analysis in medicolegal practice must await the outcome of operational studies with equipment suitable for police use. B M WRIGHT Clinical Research Centre
Alobaidi, T A A, and Hill, D W, Journal of Physics, E 1975, 8, 30. 2 Wright, B M, Jones, T P, and Jones, A W, Medicine, Science, and the Law, 1975, 15, 205. Penton, J R, and Forrester, M R, Proceedings of the 5th International Conference on Alcohol and Traffic Safety, p 79. Freiburg, H F Schutz Verlag, 1969. Harris, L S, Hodnett, C N, and Mullen, J B, Proceedings of the 6th International Conference on Alcohol, Drugs and Traffic Safety, p 561. Toronto, Addiction Research Foundation of Ontario, 1975. Dubowski, K M, Clinical Chemistry, 1974, 20, 294. Noordzij, P C, Proceedings of the 6th International Conference on Alcohol, Drugs and Traffic Safety, p 553. Toronto, Addiction Research Foundation of Ontario, 1975.
***This correspondence BMI.
is now closed.-ED,
MRC treatment trial for mild hypertension

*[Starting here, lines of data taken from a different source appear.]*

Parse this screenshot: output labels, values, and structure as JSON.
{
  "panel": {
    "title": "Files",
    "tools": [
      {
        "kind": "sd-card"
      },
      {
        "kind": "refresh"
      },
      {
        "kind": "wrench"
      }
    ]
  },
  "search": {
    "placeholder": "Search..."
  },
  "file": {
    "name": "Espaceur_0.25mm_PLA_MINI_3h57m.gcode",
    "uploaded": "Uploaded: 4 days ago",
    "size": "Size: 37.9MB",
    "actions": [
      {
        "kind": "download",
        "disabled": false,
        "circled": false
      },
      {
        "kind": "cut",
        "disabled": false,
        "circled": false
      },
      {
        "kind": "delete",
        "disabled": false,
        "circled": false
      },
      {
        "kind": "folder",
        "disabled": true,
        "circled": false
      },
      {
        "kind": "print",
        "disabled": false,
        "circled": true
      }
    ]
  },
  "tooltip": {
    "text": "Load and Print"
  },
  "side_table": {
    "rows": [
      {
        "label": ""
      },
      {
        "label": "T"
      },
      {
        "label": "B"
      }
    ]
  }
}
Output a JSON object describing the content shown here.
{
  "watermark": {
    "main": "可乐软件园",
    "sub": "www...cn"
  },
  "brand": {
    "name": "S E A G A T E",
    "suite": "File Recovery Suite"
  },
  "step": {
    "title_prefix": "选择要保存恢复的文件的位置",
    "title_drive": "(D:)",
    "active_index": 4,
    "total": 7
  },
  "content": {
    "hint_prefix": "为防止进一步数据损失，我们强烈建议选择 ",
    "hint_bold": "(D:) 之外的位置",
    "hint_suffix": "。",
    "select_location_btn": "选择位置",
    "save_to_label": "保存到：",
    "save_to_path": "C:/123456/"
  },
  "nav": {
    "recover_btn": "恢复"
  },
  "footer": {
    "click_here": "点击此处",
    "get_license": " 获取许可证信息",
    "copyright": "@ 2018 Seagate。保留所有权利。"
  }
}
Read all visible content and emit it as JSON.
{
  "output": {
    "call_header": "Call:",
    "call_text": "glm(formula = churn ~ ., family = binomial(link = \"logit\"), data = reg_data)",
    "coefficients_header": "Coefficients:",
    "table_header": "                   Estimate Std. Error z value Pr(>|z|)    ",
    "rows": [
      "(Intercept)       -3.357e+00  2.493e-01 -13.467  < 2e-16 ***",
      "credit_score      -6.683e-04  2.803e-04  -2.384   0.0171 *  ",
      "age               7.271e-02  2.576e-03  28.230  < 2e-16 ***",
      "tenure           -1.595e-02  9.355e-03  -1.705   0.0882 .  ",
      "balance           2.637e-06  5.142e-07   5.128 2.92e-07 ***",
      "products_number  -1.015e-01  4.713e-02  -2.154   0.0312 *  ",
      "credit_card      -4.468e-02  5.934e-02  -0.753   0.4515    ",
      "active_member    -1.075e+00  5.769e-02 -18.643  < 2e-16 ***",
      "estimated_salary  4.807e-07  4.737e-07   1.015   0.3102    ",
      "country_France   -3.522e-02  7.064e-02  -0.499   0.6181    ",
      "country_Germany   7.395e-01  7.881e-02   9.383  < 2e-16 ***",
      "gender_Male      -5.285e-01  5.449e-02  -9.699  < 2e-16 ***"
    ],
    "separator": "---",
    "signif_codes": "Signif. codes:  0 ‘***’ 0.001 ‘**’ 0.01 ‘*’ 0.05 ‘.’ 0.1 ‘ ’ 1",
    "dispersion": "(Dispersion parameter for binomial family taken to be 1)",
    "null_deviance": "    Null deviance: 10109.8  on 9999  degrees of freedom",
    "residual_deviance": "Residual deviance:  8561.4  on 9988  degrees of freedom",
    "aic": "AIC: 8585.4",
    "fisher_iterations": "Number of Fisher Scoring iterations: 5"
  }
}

SIR,-An important aspect of any antihypertensive drug trial is the amount of attention given to associated risk factors for coronary heart disease. The risk in severe hypertension is that of cerebral haemorrhage, cardiac failure, or renal failure, whereas in those with mild to moderate hypertension it is mainly that of accelerated atherosclerosis. It follows that in the second group just as important, or more important, as controlling the blood pressure is explicit advice on diet and persuasive advice against smoking. In Japan it has been shown that owing to a "healthy" diet and low plasma cholesterol levels hypertension, unless severe, matters little even in smokers. In the Framingham study in the USA it has also been shown that moderate hypertension has no adverse effect if lipid levels are not raised. Dietary advice in the UK has now been recommended for the population as a whole by two working parties and is particularly important for those at high risk, which must include all hypertensives. This creates a major additional problem for those engaged in trials because acceptance of advice depends not only on its content but by whom and in what manner it is given. Unavoidably, more variables are introduced. Presumably it would be thought unethical to omit these aspects from the control group as well as those receiving antihypertensive drugs. RICHARD TURNER University of Edinburgh
Severe thrombophlebitis with Praxilene
SIR,-I read with interest the paper by Mr C A J Woodhouse and Mr 0 G A Eadie (21 May, p 1320) on the incidence of thrombophlebitis after infusion of naftidrofuryl oxalate (Praxilene). We have been assessing this drug in patients with severe rest pain over the past two years and have so far given it to 35 patients. There has only been one incident of phlebitis and this occurred on the third day during intermittent infusion via a Venflon intravenous cannula, which was left in situ during the period of treatment. The authors state that it is recommended that the drug should be infused over two hours with 200 ml of dextrose, dextrose saline, or low-molecular-weight dextran, but in the